the center for ceremonies. Many of these ceremonies revolved around food. The Cherokees were both hunter-gatherers and agriculturalists. Archaeological records show that their diet was very rich but consisted largely of several varieties of corn. Important ceremonies revolved around the planting, growing and harvesting of the corn and other crops. In addition, hunting provided deer, elk, deer, wood bison and bear providing needed protein to their diet. Small game and birds were also plentiful and provided variety

Many types of berries were gathered, along with cattails, and other edible plants. Nuts of many varieties were also gathered and many of these foods were often stored in cache pits for later use.

Another rich source of food was aquatic animals and fish, including bass, carp, catfish crappies, drumfish, pike and trout. Edible sheelfish such as mussels, snails and periwinkles were also on the menu.

Duties for clearing the fields were largely done by the men, while women were responsible for the planting and care of the fields.

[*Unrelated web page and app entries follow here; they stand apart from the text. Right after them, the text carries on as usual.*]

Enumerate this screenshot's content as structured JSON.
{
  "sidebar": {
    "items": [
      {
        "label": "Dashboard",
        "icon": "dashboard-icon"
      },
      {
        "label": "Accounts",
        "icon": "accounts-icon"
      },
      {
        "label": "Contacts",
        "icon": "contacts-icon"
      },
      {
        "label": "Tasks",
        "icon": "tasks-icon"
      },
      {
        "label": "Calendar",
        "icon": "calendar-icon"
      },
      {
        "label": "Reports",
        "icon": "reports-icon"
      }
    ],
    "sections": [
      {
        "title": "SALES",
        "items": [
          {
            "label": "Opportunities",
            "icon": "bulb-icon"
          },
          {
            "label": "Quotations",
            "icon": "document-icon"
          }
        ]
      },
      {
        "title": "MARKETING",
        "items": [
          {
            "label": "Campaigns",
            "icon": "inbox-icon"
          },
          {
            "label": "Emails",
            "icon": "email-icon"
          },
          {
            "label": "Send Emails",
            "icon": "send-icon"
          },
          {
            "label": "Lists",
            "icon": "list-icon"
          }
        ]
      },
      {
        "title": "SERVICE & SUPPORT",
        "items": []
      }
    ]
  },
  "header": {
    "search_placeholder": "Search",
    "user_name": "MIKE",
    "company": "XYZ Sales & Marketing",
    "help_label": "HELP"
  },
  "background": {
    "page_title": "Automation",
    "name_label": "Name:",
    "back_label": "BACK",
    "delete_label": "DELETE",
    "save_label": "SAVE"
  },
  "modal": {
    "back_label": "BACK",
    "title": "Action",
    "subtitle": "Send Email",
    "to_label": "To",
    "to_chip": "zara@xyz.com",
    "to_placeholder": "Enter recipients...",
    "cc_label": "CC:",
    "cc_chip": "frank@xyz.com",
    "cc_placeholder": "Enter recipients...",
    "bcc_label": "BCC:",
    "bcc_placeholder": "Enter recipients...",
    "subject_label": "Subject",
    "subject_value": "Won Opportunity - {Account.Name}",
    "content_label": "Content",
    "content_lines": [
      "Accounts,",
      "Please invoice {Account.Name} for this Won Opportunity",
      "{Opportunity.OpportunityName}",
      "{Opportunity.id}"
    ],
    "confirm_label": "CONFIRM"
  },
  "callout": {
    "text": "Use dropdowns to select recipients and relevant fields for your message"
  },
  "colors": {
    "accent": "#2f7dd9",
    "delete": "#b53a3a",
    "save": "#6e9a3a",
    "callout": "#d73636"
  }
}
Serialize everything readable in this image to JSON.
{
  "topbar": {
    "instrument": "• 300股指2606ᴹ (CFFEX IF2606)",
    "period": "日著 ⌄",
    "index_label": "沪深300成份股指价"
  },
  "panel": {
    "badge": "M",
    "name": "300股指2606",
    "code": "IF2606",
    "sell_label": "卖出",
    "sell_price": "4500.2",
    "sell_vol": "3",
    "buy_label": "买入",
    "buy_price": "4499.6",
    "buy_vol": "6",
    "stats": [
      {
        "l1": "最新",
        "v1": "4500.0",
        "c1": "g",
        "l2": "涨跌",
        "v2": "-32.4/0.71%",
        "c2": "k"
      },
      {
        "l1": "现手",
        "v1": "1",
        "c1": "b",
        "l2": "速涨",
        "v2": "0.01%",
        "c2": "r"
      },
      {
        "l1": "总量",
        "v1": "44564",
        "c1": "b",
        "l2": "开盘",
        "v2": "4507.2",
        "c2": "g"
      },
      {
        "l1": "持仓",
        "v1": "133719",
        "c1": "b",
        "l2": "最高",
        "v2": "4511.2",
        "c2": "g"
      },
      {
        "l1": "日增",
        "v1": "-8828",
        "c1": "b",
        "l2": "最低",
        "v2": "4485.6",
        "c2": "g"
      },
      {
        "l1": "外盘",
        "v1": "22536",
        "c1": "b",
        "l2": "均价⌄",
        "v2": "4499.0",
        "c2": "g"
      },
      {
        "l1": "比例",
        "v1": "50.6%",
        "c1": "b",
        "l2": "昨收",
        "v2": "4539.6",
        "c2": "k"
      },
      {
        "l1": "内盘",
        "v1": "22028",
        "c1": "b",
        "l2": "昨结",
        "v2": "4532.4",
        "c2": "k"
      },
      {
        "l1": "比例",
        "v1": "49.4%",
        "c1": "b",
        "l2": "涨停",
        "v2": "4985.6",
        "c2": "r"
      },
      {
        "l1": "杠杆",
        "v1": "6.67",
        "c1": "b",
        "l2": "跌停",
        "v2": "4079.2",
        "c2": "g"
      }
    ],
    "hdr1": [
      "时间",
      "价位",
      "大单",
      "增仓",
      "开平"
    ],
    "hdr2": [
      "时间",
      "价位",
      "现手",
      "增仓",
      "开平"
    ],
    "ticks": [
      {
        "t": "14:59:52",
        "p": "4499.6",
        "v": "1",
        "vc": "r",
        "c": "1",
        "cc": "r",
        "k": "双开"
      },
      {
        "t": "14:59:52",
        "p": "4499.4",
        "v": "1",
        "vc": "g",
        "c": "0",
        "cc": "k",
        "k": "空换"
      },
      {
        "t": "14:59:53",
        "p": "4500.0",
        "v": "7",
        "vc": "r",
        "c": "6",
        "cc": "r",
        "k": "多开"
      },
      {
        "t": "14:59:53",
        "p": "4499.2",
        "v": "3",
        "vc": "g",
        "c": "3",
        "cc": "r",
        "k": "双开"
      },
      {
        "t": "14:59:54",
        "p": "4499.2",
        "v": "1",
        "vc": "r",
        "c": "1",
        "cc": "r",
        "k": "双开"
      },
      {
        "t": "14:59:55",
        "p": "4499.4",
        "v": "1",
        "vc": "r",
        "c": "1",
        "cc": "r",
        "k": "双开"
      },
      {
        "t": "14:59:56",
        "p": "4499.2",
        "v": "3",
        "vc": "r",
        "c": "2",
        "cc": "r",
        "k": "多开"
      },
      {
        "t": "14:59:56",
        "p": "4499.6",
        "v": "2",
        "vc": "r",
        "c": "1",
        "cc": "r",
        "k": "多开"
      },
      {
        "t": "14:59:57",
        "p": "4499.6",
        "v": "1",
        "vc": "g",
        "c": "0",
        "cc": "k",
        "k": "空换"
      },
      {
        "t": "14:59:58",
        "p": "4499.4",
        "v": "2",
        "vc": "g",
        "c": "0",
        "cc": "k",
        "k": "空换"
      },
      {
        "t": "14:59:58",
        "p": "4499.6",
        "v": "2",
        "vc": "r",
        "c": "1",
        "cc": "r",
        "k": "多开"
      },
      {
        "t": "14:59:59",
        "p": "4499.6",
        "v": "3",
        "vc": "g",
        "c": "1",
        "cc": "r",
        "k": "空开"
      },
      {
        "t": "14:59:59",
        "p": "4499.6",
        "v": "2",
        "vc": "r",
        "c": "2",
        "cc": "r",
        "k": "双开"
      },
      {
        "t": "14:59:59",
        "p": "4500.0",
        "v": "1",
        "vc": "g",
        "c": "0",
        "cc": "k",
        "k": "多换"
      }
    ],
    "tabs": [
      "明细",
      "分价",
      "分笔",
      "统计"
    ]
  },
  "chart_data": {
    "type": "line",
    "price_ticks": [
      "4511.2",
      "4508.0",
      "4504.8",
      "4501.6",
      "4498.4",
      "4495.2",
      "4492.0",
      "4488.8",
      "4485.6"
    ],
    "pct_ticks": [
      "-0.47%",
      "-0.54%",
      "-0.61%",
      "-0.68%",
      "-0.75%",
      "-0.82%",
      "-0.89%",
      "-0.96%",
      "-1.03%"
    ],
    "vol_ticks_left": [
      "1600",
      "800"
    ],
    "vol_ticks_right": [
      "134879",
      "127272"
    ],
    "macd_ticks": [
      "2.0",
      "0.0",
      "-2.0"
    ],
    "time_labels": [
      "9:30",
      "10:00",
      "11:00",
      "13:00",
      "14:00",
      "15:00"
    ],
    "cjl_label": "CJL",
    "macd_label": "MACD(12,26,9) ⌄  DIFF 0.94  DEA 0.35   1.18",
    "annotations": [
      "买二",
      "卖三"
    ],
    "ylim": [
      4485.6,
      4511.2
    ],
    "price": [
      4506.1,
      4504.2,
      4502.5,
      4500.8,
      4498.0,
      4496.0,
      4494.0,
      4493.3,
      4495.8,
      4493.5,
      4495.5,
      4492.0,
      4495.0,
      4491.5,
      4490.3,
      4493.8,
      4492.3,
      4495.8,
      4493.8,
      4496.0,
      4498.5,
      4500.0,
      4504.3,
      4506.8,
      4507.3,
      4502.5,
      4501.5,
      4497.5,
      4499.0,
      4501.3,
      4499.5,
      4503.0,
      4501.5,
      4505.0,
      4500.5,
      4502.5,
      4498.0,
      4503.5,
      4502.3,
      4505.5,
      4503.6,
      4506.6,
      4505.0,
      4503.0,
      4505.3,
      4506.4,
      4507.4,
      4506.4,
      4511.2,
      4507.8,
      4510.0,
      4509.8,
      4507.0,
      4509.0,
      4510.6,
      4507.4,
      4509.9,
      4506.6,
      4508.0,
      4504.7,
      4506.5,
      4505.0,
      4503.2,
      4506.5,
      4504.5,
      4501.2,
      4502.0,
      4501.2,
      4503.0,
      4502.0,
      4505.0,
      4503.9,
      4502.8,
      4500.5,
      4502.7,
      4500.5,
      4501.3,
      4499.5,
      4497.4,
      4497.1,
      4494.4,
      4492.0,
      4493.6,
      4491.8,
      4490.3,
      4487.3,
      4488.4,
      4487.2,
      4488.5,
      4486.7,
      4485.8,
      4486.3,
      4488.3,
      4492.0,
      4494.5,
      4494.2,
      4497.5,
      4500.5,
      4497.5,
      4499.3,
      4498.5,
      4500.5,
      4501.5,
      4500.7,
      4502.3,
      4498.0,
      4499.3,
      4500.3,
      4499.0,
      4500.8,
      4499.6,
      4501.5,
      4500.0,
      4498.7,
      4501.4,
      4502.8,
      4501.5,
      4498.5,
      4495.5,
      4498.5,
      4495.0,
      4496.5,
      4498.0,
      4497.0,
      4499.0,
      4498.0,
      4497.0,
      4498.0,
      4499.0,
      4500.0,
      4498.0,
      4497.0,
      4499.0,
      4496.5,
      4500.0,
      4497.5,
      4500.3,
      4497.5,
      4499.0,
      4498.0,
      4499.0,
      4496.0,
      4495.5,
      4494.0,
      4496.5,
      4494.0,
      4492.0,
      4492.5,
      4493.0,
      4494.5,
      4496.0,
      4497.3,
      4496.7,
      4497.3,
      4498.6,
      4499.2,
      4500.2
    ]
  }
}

The harvesting duties were shared by both men and women. The Cherokees understood the need to "rotate" fields so that they could replenish essential minerals removed by crops such as corn which tend to deplete the soil if overused.

Food figured greatly in the religious life of the Cherokee and there were ceremonies, such as for the first corn harvested, the Green Corn Ceremony, that had both social and religious significance. The fact that part of the Green Corn ceremony was to protect themselves from getting sick from eating green corn shows that they were fully aware of the ill effects of eating corn which is not yet ripened. In addition, the Green Corn ceremony symbolically commemorates the death and resurrecion of Selu, the Corn Mother (se-lu 'corn') and included all night dancing. There was another ceremony in the fall for the harvest of fully ripe corn, some of which was dried for storage or ground into flour.

The Cherokees were keen observers of their environment with a deep
knowledge of the uses of all the plants, herbs and animals they encountered in their everyday life. They were also aware of the need for conservation and for living harmoniously with nature.

Ceremonies in the summer were of deeper religious significance than
those in the winter, which could become more humorous or social in
nature. Certain ceremonies recognized the need for ritual purification or for the forgiving of past greivances. One important ceremony, the Cementation or Reconciliation Ceremony, not only involved the purification of the town, but the formal establishment of new friendships through the exchange of gifts. All of these ceremonies lent themselves to reconnecting the social solidarity of the town.

Winter ceremonies occurred on a regular basis and included dances such as the Bear Dance, which could only be performed during the time when the bears were in hibernation. The winter was also the time for storytelling. The Cherokees have a very rich traditon of storytelling which were told for a variety of reasons. There were stories to amuse, to tease, to educate or to instruct children on proper moral behavior.

Religion, work and play were not considered separate and often ceremonies and actvities were of a dual nature, incorporating religion
into every aspect of life.

Question: Given the deep knowledge of the Cherokee of their own environment and the ceremonies that they use to mark the changing of the seasons, what does it tell you about their society and what they view as important?

Question: Is making a special time for forgiving others, making new friendships and for passing on lessons about how to be a good member of your society something we could learn from the Cherokees?